jury itself is so called, as the grand jury at 7. Staple's INN, so called, because it for. Hick's ball, called the Grand Inqueft. The merly belonged to the merchants of tbe ftaple. court of Conscience at the Guild ball of the
8. Tbavy's INN, anciently the dwelling city of London, for determining complaints bouse of foba Tbavy, armourer of London. preferr'd by freemen one against another, upon
And also Serjeanss INN, two houses of a account of debts under 40 shillings is call'a higher rank, fet apart for the judges and fer- the court of Inqueft, jeants at law.
INQUISITIVENESS (of inquifitus, L. INN-HOLDERS were and ness) inquisitive humour, &c, a defire to incorporated Anno 1505.
every thing. They consist of a master, INQUISITION (in Spain, Portugal, &c.) three wardens, about an ecclefiaftical court of the church of Rome, 24 assistants, and 112 on erected for the putting a Atop to Heresy, and the livery. Their ar the punishment of Hereticks. The rise and morial enfigns are azure, progress of this court seeras to have been as a chevron argent be follows. tween three oat-garbes Some have obsery'd that before the conver:
or, on a chief of the sesion of the emperor Conftantine the Great, cond, St. Julian's cross fable. Their crest a none but the bishops cxamined into doctrines ftar on a helmet and torse involv'd in clouds. and punished Heresy with excommunication ; Their supporters cwo horses. Their hall is but after the emperors became Cbriftians, on College-bill.
they ordered that such as has been convicted INNATE'NESS (of innatus, L. and nefs) of Heresy and excommunicated, should be bainbornness, inbrednels, naturalness.
nished and their eftates confiscated; this prac. INNAVIIGABLENESS (of innovigabilis, tice was continued till about the year 800 afL.) unfitness to be failed in.
ter Cbrisl, when the power of the weftern INNOCENTNESS, guiltlefness, horm- bishops was enlarg'd to the authority of citing lesness; also fimpleness.
persons to their courts, and to convict and INNOOUOUSNESS (of innocuus, L.) punith them by penances or imprisonment. harmlesness.
This continued till the XIIth century, INNU'MERABLENESS (of innumerabilis, when Heresy, as it was then callid, being L.) uncapableness of being numbered. much encreased by the Albigenfes and Walden
ÍNNU'MEROUS (innumerus. L.) innu. Jes, pope Gregory the IXth in the year 1229, merable. Millor.

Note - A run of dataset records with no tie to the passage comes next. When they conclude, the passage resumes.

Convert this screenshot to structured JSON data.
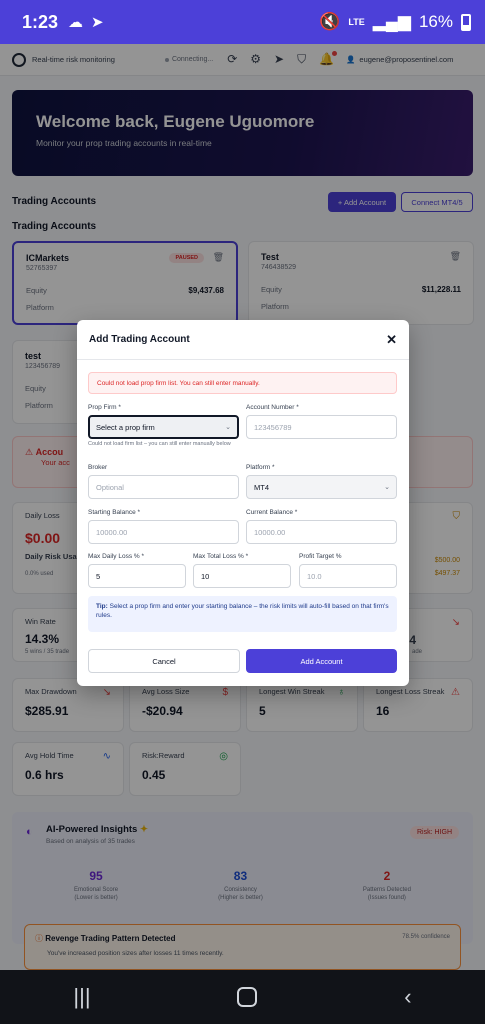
{
  "status_bar": {
    "time": "1:23",
    "network": "LTE",
    "battery": "16%"
  },
  "topnav": {
    "tagline": "Real-time risk monitoring",
    "connection": "Connecting...",
    "user_email": "eugene@proposentinel.com"
  },
  "hero": {
    "title": "Welcome back, Eugene Uguomore",
    "subtitle": "Monitor your prop trading accounts in real-time"
  },
  "accounts_section": {
    "header": "Trading Accounts",
    "subheader": "Trading Accounts",
    "add_label": "+ Add Account",
    "connect_label": "Connect MT4/5"
  },
  "accounts": [
    {
      "name": "ICMarkets",
      "number": "52765397",
      "badge": "PAUSED",
      "equity_label": "Equity",
      "equity": "$9,437.68",
      "platform_label": "Platform"
    },
    {
      "name": "Test",
      "number": "746438529",
      "equity_label": "Equity",
      "equity": "$11,228.11",
      "platform_label": "Platform"
    },
    {
      "name": "test",
      "number": "123456789",
      "equity_label": "Equity",
      "platform_label": "Platform"
    }
  ],
  "alert": {
    "title": "Accou",
    "text": "Your acc"
  },
  "daily": {
    "label": "Daily Loss",
    "value": "$0.00",
    "usage_label": "Daily Risk Usage",
    "usage_value": "0.0% used",
    "right1": "$500.00",
    "right2": "$497.37"
  },
  "winrate": {
    "label": "Win Rate",
    "value": "14.3%",
    "sub": "5 wins / 35 trade",
    "right_value": "4",
    "right_sub": "ade"
  },
  "metrics": [
    {
      "label": "Max Drawdown",
      "value": "$285.91"
    },
    {
      "label": "Avg Loss Size",
      "value": "-$20.94"
    },
    {
      "label": "Longest Win Streak",
      "value": "5"
    },
    {
      "label": "Longest Loss Streak",
      "value": "16"
    },
    {
      "label": "Avg Hold Time",
      "value": "0.6 hrs"
    },
    {
      "label": "Risk:Reward",
      "value": "0.45"
    }
  ],
  "ai": {
    "title": "AI-Powered Insights",
    "subtitle": "Based on analysis of 35 trades",
    "risk": "Risk: HIGH",
    "stats": [
      {
        "value": "95",
        "label": "Emotional Score",
        "sub": "(Lower is better)",
        "color": "#6d28d9"
      },
      {
        "value": "83",
        "label": "Consistency",
        "sub": "(Higher is better)",
        "color": "#1d4ed8"
      },
      {
        "value": "2",
        "label": "Patterns Detected",
        "sub": "(Issues found)",
        "color": "#dc2626"
      }
    ],
    "pattern_title": "Revenge Trading Pattern Detected",
    "pattern_conf": "78.5% confidence",
    "pattern_text": "You've increased position sizes after losses 11 times recently."
  },
  "modal": {
    "title": "Add Trading Account",
    "error": "Could not load prop firm list. You can still enter manually.",
    "prop_firm_label": "Prop Firm *",
    "prop_firm_value": "Select a prop firm",
    "prop_firm_hint": "Could not load firm list – you can still enter manually below",
    "account_number_label": "Account Number *",
    "account_number_placeholder": "123456789",
    "broker_label": "Broker",
    "broker_placeholder": "Optional",
    "platform_label": "Platform *",
    "platform_value": "MT4",
    "starting_balance_label": "Starting Balance *",
    "starting_balance_placeholder": "10000.00",
    "current_balance_label": "Current Balance *",
    "current_balance_placeholder": "10000.00",
    "max_daily_label": "Max Daily Loss % *",
    "max_daily_value": "5",
    "max_total_label": "Max Total Loss % *",
    "max_total_value": "10",
    "profit_target_label": "Profit Target %",
    "profit_target_placeholder": "10.0",
    "tip_label": "Tip:",
    "tip_text": "Select a prop firm and enter your starting balance – the risk limits will auto-fill based on that firm's rules.",
    "cancel_label": "Cancel",
    "submit_label": "Add Account"
  },
  "colors": {
    "accent": "#4c40d8",
    "danger": "#dc2626"
  }
}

in a council bield at Tboulouse, established new INOBEIDIENCE (inobedientia, L.) dir. conftitutions, committing the whole manage obedience.

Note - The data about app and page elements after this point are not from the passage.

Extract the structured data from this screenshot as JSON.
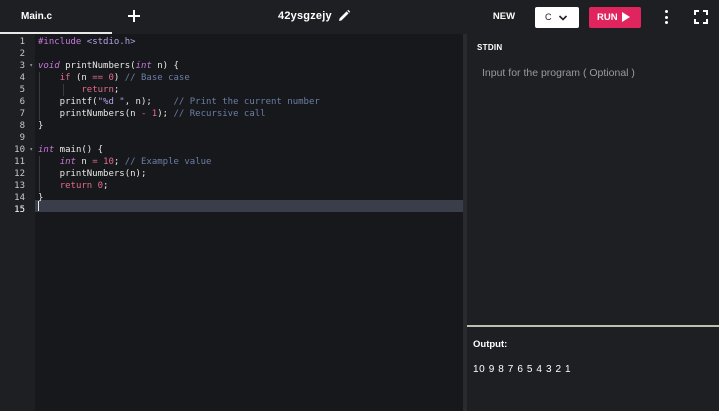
{
  "tabs": [
    {
      "label": "Main.c"
    }
  ],
  "project": {
    "name": "42ysgzejy"
  },
  "toolbar": {
    "new_label": "NEW",
    "language": "C",
    "run_label": "RUN"
  },
  "editor": {
    "line_numbers": [
      "1",
      "2",
      "3",
      "4",
      "5",
      "6",
      "7",
      "8",
      "9",
      "10",
      "11",
      "12",
      "13",
      "14",
      "15"
    ],
    "fold_markers": {
      "3": "▾",
      "10": "▾"
    },
    "active_line": 15
  },
  "stdin": {
    "label": "STDIN",
    "placeholder": "Input for the program ( Optional )"
  },
  "output": {
    "label": "Output:",
    "text": "10 9 8 7 6 5 4 3 2 1"
  },
  "colors": {
    "accent": "#e0245e",
    "background": "#17181b",
    "panel": "#1e1f22"
  },
  "icons": [
    "add-tab-icon",
    "pencil-icon",
    "chevron-down-icon",
    "play-icon",
    "more-vertical-icon",
    "fullscreen-icon"
  ]
}
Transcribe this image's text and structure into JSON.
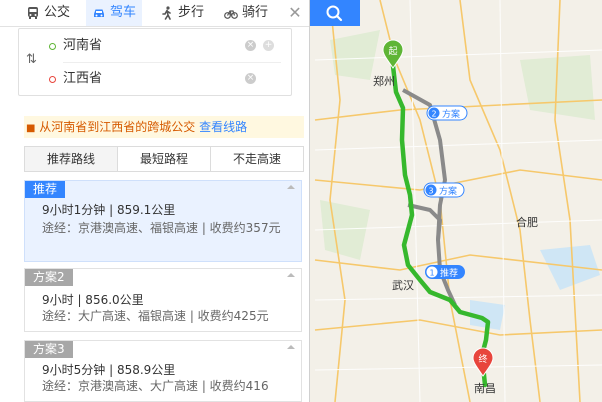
{
  "tabs": [
    {
      "label": "公交",
      "icon": "bus-icon"
    },
    {
      "label": "驾车",
      "icon": "car-icon"
    },
    {
      "label": "步行",
      "icon": "walk-icon"
    },
    {
      "label": "骑行",
      "icon": "bike-icon"
    }
  ],
  "inputs": {
    "start": "河南省",
    "end": "江西省"
  },
  "banner": {
    "text": "从河南省到江西省的跨城公交",
    "link": "查看线路"
  },
  "route_tabs": [
    "推荐路线",
    "最短路程",
    "不走高速"
  ],
  "routes": [
    {
      "header": "推荐",
      "summary": "9小时1分钟 | 859.1公里",
      "detail": "途经：京港澳高速、福银高速 | 收费约357元"
    },
    {
      "header": "方案2",
      "summary": "9小时 | 856.0公里",
      "detail": "途经：大广高速、福银高速 | 收费约425元"
    },
    {
      "header": "方案3",
      "summary": "9小时5分钟 | 858.9公里",
      "detail": "途经：京港澳高速、大广高速 | 收费约416"
    }
  ],
  "map": {
    "markers": {
      "start": "起",
      "end": "终"
    },
    "route_badges": [
      "方案",
      "方案",
      "推荐"
    ],
    "route_badge_numbers": [
      "2",
      "3",
      "1"
    ],
    "city_labels": [
      "郑州",
      "武汉",
      "南昌",
      "合肥"
    ],
    "colors": {
      "recommended": "#36b82d",
      "alternative": "#8a8a8a",
      "accent": "#3385ff",
      "start": "#5fb536",
      "end": "#e8453c"
    }
  }
}
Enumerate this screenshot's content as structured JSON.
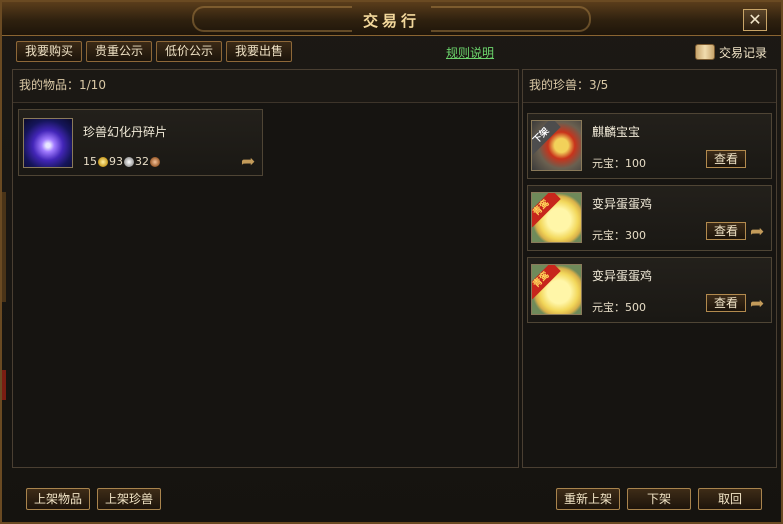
{
  "window": {
    "title": "交易行",
    "close_icon": "close-icon",
    "close_glyph": "✕"
  },
  "tabs": [
    {
      "label": "我要购买"
    },
    {
      "label": "贵重公示"
    },
    {
      "label": "低价公示"
    },
    {
      "label": "我要出售"
    }
  ],
  "rules_link": "规则说明",
  "trade_log": {
    "label": "交易记录",
    "icon": "scroll-icon"
  },
  "left_panel": {
    "header": "我的物品：1/10",
    "items": [
      {
        "name": "珍兽幻化丹碎片",
        "thumb_icon": "purple-orb-icon",
        "gold": "15",
        "silver": "93",
        "copper": "32",
        "share_icon": "share-arrow-icon"
      }
    ]
  },
  "right_panel": {
    "header": "我的珍兽：3/5",
    "pets": [
      {
        "ribbon": "下架",
        "name": "麒麟宝宝",
        "price": "元宝：100",
        "view_label": "查看",
        "thumb_icon": "qilin-icon"
      },
      {
        "ribbon": "青鸾",
        "name": "变异蛋蛋鸡",
        "price": "元宝：300",
        "view_label": "查看",
        "thumb_icon": "chick-icon",
        "share_icon": "share-arrow-icon"
      },
      {
        "ribbon": "青鸾",
        "name": "变异蛋蛋鸡",
        "price": "元宝：500",
        "view_label": "查看",
        "thumb_icon": "chick-icon",
        "share_icon": "share-arrow-icon"
      }
    ]
  },
  "footer": {
    "list_item": "上架物品",
    "list_pet": "上架珍兽",
    "relist": "重新上架",
    "delist": "下架",
    "cancel": "取回"
  },
  "colors": {
    "accent": "#f3d89c",
    "link": "#6bd36b",
    "border": "#a9844d"
  }
}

ment of them to the bishops; but afterwards INOFFENSIVENESS (of in and offenfive, he thinking that the biskops were too indulF.) innocentness, harmlelnels.
gent, he committed the direction of this in.